“And Indeed He Will Be Blessed”(Gen. 27:1–33)
This is one of those Bible stories in which we generally focus on one character, and ignore the others. In this tale of the trickster, we give our attention to Jacob and perhaps to his mother, Rebekah, who schemed with him. Sometimes we think about Esau, whose tears and anger are both so understandable. Seldom do we look at Isaac. Yet I suspect that Isaac is the one who learned most from the incident, and is the only one who acted with faith and nobility. You see, Isaac had always favored his son Esau. Esau was the out doors man, the athlete. He was, if you will, the “jock”; the virile athletic type his dad had always wanted, and perhaps had always wanted to be. Jacob, a mama’s boy, just wasn’t the kind of son that a dad dreamed of! Jacob was the kind who’d rather play the piano than baseball; who’d rather go to some museum than hunt or fish. And so, because Isaac was so drawn to his older son, he was blind to Esau’s weaknesses, and unable to see Jacob’s strengths. In fact, for some 40 years Isaac had been blind to the fact that Esau cared nothing for God, and that Jacob did at least value God’s blessing. Up to the very end Isaac persisted in his opinion. Up to the very end Isaac intended Esau to inherit the divine promise. And then Isaac was tricked into pronouncing his blessing on Jacob! When he found out he had been tricked, Isaac might have been angry. He might have withdrawn the blessing and replaced it with a curse! Instead, Isaac finally realized that for all those years he had been wrong! He realized that God intended Jacob to have the blessing and that Jacob at least cared about covenant relationship with Isaac’s God. Realizing all this, Isaac acted in faith and with nobility. He confirmed the blessing he had just uttered, telling Esau, “and indeed he will be blessed.” You and I need to be as open and noble as Isaac proved to be. How willing we need to be, especially in our own families, to examine our attitudes—toward our spouses, our parents, our children, our brothers and sisters. If we have judged others on superficial criteria, we need to be ready with Isaac to acknowledge our mistake. As Isaac shows us, it’s never too late to change. Personal Application
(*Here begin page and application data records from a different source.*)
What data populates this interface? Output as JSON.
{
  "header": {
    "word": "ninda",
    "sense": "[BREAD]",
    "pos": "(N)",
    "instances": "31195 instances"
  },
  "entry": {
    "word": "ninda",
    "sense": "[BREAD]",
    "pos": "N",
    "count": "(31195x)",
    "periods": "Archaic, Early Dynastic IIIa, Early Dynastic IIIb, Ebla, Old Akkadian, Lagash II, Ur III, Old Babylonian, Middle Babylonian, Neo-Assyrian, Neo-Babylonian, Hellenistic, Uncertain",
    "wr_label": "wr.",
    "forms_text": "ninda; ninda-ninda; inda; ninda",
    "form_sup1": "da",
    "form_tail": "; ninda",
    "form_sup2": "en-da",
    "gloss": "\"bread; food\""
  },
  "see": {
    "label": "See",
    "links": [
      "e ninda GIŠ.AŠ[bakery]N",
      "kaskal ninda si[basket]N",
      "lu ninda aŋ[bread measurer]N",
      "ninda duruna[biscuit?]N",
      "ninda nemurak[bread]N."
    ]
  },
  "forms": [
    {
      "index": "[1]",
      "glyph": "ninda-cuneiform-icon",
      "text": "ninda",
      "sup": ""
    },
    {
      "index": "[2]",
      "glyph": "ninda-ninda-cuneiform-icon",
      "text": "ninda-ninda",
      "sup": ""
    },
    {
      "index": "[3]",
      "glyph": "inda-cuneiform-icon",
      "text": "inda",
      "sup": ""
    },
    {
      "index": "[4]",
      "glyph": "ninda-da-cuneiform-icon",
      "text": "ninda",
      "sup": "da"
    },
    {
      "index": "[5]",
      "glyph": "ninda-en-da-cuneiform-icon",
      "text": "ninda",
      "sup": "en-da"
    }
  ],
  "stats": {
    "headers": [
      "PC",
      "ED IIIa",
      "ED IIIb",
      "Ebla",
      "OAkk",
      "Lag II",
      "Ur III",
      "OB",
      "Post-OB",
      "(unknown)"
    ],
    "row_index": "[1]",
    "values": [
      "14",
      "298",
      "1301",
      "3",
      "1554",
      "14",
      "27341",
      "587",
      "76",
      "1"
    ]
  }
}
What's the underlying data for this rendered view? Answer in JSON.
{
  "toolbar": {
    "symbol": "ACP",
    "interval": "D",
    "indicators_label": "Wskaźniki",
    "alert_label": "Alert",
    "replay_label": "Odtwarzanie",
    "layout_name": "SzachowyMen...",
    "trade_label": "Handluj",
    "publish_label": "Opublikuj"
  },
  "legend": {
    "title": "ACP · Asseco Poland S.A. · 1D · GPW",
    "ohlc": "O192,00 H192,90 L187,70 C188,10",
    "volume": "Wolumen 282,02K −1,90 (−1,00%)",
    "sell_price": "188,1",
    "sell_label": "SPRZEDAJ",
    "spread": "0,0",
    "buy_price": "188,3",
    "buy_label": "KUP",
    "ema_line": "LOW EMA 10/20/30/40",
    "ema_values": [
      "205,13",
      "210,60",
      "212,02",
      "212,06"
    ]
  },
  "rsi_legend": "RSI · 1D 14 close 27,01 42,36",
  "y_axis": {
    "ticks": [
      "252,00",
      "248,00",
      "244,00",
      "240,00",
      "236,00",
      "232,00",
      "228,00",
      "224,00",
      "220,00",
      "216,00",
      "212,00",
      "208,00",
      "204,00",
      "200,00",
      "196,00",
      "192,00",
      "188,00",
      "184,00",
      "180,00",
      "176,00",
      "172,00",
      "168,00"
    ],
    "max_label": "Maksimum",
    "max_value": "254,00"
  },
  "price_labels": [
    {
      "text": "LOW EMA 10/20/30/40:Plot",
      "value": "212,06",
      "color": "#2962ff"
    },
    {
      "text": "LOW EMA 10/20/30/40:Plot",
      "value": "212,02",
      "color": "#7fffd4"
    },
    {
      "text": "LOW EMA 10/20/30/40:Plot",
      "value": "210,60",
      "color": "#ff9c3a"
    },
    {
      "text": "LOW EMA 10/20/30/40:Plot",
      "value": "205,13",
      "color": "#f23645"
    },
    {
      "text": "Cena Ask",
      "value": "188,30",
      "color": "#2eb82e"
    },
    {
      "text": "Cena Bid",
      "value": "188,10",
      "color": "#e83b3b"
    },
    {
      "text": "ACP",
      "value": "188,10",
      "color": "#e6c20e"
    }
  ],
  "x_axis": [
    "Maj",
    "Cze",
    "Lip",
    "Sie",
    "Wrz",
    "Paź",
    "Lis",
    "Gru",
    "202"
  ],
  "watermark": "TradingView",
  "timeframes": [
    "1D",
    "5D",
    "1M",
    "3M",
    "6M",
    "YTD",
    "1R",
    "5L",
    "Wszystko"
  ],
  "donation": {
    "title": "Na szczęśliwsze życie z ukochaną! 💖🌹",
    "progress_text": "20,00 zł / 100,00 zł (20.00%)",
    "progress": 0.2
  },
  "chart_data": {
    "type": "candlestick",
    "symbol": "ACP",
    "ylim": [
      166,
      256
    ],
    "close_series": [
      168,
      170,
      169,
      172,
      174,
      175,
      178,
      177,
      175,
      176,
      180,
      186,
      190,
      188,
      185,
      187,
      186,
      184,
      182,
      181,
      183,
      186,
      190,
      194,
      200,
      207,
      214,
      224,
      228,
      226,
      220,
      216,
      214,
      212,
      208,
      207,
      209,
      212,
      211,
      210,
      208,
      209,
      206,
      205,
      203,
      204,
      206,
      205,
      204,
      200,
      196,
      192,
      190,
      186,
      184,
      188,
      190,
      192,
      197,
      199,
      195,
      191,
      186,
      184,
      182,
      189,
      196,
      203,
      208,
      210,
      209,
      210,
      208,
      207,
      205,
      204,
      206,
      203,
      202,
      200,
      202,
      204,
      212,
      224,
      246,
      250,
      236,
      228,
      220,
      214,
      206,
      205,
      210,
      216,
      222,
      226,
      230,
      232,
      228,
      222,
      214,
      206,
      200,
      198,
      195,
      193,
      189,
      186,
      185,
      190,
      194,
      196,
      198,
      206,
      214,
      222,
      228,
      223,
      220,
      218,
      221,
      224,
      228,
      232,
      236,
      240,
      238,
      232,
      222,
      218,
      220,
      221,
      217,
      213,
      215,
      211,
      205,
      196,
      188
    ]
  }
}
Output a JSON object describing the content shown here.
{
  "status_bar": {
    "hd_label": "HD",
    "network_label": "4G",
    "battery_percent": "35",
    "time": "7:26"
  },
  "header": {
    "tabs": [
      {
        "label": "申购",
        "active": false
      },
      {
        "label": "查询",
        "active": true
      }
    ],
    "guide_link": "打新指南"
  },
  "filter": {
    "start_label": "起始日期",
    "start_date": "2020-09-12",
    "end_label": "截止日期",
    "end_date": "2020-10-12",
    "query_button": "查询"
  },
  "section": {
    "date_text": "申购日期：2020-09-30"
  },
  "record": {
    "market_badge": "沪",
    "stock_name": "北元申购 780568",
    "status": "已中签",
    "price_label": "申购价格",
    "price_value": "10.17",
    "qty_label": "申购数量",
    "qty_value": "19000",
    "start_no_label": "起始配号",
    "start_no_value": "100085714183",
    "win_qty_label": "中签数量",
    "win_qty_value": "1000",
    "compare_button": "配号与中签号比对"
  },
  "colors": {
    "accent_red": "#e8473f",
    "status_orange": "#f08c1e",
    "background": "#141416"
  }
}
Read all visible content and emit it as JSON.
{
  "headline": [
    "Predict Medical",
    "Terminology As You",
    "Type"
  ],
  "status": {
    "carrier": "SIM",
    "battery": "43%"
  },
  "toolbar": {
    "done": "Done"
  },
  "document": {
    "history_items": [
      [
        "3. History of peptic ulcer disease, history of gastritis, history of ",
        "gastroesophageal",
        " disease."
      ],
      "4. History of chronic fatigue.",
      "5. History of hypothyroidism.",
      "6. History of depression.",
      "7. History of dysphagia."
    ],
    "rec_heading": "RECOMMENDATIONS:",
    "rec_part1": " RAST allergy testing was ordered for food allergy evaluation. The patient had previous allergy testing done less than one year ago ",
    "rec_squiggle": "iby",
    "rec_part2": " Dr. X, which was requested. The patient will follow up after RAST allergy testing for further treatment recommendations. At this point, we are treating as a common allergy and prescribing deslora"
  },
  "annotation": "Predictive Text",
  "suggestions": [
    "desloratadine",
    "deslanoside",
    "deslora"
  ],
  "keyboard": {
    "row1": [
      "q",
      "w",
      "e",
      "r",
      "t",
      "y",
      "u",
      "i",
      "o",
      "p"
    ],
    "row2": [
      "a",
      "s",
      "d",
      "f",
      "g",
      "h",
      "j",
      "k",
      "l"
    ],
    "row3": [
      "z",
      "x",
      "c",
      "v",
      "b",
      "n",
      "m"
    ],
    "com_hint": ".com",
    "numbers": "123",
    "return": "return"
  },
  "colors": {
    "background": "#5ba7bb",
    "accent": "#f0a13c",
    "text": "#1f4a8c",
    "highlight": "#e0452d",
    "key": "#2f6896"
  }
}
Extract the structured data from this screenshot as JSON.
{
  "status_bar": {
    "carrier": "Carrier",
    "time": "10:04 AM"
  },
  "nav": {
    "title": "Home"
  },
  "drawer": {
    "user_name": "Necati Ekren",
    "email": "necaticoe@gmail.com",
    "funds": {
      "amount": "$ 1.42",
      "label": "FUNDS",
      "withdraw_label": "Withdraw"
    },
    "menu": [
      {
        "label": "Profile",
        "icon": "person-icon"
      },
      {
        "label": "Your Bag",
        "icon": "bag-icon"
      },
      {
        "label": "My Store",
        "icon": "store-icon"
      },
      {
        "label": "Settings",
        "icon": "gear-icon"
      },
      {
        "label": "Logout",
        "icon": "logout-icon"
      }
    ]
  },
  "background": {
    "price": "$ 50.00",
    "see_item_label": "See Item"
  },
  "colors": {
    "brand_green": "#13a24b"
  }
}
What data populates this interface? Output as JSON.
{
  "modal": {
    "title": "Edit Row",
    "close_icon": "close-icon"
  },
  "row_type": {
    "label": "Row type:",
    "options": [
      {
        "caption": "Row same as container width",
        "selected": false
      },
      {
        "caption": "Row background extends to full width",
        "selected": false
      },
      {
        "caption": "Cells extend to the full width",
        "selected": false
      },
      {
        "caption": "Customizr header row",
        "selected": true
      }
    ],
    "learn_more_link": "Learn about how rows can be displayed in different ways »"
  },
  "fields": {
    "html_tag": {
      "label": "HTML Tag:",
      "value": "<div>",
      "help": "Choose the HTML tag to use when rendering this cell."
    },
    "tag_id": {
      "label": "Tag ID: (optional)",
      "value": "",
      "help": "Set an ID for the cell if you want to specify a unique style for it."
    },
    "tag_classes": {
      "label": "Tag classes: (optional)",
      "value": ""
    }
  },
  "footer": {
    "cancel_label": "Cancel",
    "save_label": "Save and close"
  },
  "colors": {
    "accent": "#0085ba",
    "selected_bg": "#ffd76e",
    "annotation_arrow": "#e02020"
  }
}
It is especially important to be realistic about our children and to value each one for his or her special qualities. Lord, help us to be as open and noble as Isaac proved to be.